The beginning, he writes, was a rather speculative, poorly researched academic pamphlet published only in 1981. There had never before been any mention of the subject over the previous 50 years of increasingly intense Aboriginal activism, including the ebullient, “tent embassy” activism of the 1970s. The charges in the pamphlet, with its catchy title, however, appealed for various reasons to a lot of people on both sides of the racial divide. The breakthrough was the 1997 Human Rights and Equal Opportunities Commission report, Bringing Them Home. This report, Windschuttle says – and it is obvious to anybody who reads it – makes sweeping charges in its introduction which simply are not born out by the body of the report or the slender reference material given. Its strength – and it is a strength – is quotations from interviews with about 500 people of indigenous descent who say they, understandably, did not like having to grow up separated from their birth families and wanted to tell their story. But none of them give reasons for being taken or seem to know much about the circumstances at all. The report’s authors did not attempt to inquire into circumstances or to get the other side of the story from surviving care workers.

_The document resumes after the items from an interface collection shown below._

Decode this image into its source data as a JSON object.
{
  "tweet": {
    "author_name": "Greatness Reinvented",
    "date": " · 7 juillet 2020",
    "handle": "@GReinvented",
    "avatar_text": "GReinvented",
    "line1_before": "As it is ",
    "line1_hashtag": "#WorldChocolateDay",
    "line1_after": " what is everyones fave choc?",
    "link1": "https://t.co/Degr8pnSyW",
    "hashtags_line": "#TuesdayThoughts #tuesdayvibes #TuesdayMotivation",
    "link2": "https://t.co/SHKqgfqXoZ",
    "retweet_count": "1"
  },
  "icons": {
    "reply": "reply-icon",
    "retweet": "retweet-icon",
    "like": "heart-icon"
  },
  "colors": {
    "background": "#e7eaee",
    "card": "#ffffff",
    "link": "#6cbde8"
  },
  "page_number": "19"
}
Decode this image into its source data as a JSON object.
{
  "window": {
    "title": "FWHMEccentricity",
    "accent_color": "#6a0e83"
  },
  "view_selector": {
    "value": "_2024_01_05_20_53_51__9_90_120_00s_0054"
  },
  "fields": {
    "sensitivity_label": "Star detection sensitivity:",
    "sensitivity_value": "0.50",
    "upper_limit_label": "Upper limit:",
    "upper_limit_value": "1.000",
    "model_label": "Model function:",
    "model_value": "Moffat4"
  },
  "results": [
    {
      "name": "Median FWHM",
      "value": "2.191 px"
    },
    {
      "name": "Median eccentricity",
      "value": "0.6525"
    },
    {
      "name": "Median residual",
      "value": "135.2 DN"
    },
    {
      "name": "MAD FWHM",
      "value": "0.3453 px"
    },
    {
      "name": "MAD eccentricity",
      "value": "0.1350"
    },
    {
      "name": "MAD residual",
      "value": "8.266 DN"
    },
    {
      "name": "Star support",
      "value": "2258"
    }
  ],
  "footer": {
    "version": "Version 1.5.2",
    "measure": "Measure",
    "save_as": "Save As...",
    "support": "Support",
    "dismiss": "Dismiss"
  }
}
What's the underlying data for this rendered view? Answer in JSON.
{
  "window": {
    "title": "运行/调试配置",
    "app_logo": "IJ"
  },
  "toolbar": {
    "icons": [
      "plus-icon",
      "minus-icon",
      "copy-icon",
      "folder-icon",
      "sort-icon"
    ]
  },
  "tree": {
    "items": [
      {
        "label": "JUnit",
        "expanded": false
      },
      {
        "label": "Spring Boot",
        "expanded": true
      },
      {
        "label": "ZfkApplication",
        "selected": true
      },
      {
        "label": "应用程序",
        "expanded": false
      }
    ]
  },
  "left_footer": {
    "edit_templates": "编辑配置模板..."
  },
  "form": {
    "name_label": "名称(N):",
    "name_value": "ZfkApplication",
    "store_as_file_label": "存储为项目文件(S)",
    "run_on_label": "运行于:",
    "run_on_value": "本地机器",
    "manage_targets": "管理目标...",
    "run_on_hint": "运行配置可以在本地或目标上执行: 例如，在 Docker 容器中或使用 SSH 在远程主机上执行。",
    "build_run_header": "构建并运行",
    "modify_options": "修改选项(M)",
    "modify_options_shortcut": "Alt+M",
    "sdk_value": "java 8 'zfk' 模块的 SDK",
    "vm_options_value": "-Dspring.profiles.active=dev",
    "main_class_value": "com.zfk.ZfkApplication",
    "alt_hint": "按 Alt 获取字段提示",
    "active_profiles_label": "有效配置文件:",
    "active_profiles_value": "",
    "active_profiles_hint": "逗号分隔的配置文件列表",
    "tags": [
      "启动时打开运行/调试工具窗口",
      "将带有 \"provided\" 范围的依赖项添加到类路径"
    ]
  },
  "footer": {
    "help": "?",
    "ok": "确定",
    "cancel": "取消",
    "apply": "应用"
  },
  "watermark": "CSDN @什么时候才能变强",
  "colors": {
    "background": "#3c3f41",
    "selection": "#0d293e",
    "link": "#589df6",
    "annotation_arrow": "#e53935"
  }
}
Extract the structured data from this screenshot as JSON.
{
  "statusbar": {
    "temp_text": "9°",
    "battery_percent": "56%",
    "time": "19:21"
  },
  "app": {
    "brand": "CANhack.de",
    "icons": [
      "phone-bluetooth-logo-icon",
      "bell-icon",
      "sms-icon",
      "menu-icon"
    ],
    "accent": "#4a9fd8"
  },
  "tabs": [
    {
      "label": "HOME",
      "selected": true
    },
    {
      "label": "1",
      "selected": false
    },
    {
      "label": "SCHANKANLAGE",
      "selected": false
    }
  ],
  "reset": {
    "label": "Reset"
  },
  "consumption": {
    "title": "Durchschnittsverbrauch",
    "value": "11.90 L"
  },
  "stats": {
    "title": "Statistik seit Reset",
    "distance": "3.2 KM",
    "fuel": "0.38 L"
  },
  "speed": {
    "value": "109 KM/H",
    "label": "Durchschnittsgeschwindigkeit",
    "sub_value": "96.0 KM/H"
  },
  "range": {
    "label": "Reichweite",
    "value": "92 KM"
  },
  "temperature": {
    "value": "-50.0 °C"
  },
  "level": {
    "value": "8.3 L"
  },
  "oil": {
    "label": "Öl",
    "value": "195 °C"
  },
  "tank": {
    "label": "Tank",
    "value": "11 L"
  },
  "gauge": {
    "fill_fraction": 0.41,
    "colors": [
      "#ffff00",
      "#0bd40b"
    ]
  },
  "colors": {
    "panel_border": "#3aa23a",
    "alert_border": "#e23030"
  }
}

Windschuttle says those removed were classified as neglected. The HREOC report does not say – and nobody has yet really documented or even seriously argued – if the law was enforced too zealously or exceptions should have been made for Aborigines. Only a tiny proportion were “full bloods” or adopted by whites or from intact families. Most were encouraged to stay in contact with their families and living conditions were often good. He estimates at 8250 the total number “taken into care” between 1880 and 1970, most placed in government, church or charitable institutions. This contrasts with numbers often given in recent years of between 50,000 and 100,000.
Windschuttle says the “breeding out the colour” charge often made is just wrong. There were suggestions in the 1930s that mixed blood women should be forced or encouraged to marry whites, but for the Northern Territory the Lyons Government of the day specifically rejected it. Rather than removal of indigenous children being government policy, those in charge often complained that governments, federal and state, did not make available anything like the funds needed to place those urgently needing care.
Windschuttle says he does not deny that there were mistakes and some over-zealous officialdom. But he says the frequent charge, much aired overseas as well as here, of a great government plan to eliminate aboriginality, let alone of “genocide”, is plain wrong.